The justice did acknowledge the “difficult moral questions” presented when a public official is asked to “enforce a law that they believe is morally corrupt.” He also steered away from explicitly stating that officials such as Kim Davis, who famously refused to issue marriage licenses due to her opposition to the Court’s marriage equality decision, must resign her office.

Nevertheless, the thrust of Kennedy’s remarks suggested that he believes that officials in Davis’s position should choose to either follow the law or resign. After alluding to the fact that very few judges resigned from the Nazi German government, Kennedy offered his endorsement to officials who do quit when asked to do something they find morally repugnant. “Great respect, it seems to me, has to be given to people who resign rather than do something they view as morally wrong, in order to make a point,” Kennedy told the Harvard audience.

He qualified this remark, however, by adding that “the rule of law is that, as a public official in performing your legal duties, you are bound to enforce the law.” Thus, Kennedy appeared to be saying that so long as an official remains in their office, they must enforce the law even if they disagree with it. Resignation, of course, relieves them of this obligation.

Kennedy’s remarks in response to this question begin at 51:50 in a video of the event posted by Harvard Law School.

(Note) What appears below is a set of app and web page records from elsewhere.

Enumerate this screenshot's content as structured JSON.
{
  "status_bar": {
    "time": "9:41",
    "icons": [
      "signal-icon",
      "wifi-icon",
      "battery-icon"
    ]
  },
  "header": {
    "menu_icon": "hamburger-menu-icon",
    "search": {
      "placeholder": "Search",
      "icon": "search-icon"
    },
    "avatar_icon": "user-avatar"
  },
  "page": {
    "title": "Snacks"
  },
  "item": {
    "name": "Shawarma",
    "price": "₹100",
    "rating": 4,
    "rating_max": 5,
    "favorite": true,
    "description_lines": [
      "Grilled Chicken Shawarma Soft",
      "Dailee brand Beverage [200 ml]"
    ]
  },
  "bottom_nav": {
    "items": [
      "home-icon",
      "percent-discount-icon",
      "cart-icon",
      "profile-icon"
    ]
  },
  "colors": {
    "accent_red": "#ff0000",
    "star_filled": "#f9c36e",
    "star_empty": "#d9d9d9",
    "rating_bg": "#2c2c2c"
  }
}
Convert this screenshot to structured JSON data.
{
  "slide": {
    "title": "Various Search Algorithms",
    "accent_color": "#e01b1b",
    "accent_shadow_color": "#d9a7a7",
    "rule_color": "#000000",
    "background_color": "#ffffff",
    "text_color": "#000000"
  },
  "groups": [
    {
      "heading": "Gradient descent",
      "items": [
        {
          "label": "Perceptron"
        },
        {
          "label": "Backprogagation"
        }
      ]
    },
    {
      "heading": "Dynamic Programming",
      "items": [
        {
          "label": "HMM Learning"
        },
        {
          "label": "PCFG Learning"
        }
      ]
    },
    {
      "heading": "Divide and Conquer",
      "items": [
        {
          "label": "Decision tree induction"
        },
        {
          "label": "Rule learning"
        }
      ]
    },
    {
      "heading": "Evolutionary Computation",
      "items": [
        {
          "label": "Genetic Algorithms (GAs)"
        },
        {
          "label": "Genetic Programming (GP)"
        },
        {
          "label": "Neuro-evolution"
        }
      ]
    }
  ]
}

Reprinted with permission from Think Progress, a branch of The Center for American Progress